I've also re-written large swathes of text so that the story is a bit tighter, however, at the moment, I've run out of time to spend my focus on this now, so this is more of a soft launch to this updated story. I'll come back to finish re-writing it after Butterfly kisses is in order.
Certain sound effects, like the binaural beats of the Lavender Town music, can affect certain individuals susceptible to mental illnesses, such as depression. Some call this phenomena LTS – Lavender Town Syndrome. It would be a shame if an incubus lured you into an abandoned mental asylum at night just to exploit your mind’s weaknesses…
//// ------Synopsis------ ////
After 13 years of hibernation, the alien parasite known as Alexander has reawakened. The last time it was awake, it was hellbent on replacing every human being with a parasite to become them. Now, it seems like it’s ready to restart its sadistic, reign of terror with its newly transformed, beautifully sculpted and modified, human hosts (Alexander likes to call them an incubus or a succubus, for it sees itself very much like a demon). The alien decides to play a game with the human heroes: Save the woman in its grasp before it devours her alive! The Department of Defense’s leader, the Guardian Knight, wastes no time. She rushes into the abandoned mental health facility where Alexander is holding the civilian to rescue her. Meanwhile, the parasite watches her, smirking. “Oh, the fun I could have with my little hero.”
In this soft sci-fi/horror short story, author Roxioxx takes an uncommon approach by telling the tale from the incubus’s point of view. The two sides are so equally mysterious and matched, it’s impossible to predict who will come out on top—the incubus or the hero.
Find out what happens next by buying the book now.
//// ------Basic Story Info------ ////
Soft, Sci-Fi; Dark Fiction
Young Adult to Adult Fiction
Second edition released:
End of this Blog Post
Yep, that's how I'm gonna end it. Talk to you later,
Here's a preview of the entire set.
It is with great joy that I bring to you the second edition of my short story, “Pink Chase.” It has 50 percent more content (going from around 7,000 words to over 15,500 words, plus 3 more illustrations). After writing 9 short stories and 70,000 words for an unfinished novel, the story I present to you today is way more fleshed out and better written than anything before.
Here’s some promotional pictures for you from the short story.
If you’re interested in soft sci-fi and darker stories, "Pink Chase" might be just for you.
After years of hibernating, Alexander, an alien parasite that takes over and alters humans, is awake and walking around with its new host, Xana, a human transformed into a succubus. It wants to live and thrive, but the Department of Defense is out to eradicate it, especially the ever-principled Guardian Knight. This human is not to be underestimated since their predecessor destroyed it years ago. Thus, the alien decides to stalk the weakest member of the DoD, Fred.
Soft, Sci-Fi; Dark Fiction; elements of horror
Older Teen to Adult Fiction
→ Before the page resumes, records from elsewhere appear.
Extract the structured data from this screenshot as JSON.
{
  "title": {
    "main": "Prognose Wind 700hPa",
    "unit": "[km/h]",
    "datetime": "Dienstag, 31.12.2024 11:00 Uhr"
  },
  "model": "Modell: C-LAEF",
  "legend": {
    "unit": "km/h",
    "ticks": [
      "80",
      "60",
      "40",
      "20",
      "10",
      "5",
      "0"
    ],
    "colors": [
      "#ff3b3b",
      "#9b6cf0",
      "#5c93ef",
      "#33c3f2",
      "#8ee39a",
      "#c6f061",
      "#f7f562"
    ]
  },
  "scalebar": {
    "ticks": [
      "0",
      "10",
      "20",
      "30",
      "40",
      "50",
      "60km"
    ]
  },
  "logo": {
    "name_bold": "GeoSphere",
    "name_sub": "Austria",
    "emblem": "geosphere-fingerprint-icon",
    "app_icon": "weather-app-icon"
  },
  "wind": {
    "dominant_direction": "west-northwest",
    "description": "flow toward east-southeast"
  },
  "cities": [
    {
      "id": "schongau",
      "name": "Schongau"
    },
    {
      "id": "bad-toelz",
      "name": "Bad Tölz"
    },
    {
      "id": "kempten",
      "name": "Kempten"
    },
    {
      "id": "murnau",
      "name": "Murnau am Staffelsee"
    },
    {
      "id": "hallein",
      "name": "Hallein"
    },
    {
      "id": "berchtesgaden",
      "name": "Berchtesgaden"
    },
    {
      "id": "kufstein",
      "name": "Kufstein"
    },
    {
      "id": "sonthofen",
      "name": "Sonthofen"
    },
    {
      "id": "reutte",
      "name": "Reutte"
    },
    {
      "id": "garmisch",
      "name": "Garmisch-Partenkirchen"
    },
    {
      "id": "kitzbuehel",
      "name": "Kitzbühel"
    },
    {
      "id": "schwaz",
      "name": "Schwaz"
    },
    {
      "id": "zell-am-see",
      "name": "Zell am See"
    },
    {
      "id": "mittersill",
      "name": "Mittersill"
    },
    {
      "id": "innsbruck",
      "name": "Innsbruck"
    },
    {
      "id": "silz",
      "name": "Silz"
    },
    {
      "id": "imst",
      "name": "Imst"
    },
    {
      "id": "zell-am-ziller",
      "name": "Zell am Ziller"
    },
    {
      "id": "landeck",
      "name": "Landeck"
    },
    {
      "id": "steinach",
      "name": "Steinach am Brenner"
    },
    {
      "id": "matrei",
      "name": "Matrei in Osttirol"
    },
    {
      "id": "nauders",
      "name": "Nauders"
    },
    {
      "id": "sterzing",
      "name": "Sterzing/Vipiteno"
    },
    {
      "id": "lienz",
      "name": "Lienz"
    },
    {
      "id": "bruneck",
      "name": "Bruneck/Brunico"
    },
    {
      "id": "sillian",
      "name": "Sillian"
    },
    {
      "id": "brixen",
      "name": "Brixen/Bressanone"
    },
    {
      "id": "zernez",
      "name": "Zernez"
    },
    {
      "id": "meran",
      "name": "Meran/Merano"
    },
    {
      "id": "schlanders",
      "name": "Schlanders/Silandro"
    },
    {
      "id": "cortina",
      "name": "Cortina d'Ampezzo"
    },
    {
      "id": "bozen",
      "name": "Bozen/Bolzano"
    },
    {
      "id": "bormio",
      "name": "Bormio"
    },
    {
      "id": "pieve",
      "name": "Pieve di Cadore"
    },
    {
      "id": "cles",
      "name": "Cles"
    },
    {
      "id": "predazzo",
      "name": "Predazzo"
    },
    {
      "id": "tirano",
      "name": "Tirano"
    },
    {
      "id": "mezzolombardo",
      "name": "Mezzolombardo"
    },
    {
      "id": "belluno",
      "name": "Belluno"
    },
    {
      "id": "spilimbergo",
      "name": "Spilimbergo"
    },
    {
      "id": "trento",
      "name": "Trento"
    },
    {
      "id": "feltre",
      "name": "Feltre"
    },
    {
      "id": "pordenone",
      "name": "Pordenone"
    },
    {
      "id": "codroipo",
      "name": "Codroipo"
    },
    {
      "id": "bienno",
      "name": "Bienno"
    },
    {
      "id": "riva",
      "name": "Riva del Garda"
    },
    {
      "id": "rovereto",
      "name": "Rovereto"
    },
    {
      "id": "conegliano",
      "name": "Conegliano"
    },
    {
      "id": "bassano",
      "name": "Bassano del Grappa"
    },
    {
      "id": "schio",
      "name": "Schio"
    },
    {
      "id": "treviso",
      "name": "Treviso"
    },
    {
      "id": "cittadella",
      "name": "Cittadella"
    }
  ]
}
For those of you following the blog or even my twitter (@RoxioxxStudios), you’ll notice I gave a heads up that the awesome $.99 deal for the story was there for a limited time. The price of this short story is now… a whopping… super reasonable… amount… of… $2 (It’s really not that bad). Yeah, getting a story reviewed by a professional editor a third time takes some money, but the investment is so worth it. Now you get a better quality story.
Well, I still have a number of things going on in the background. That includes writing up the entire arc for Butterfly Kisses, two secret projects, and the slow progress of “Red Chase.” However, “Lavender Chase” (another short story of mine) is getting a quick update. The same one I gave to “Pink Chase.” That might be coming up next, but we’ll see. Having 5 projects in the active column does mean I have less certainty when anything publishes.
That's all for now. Bye!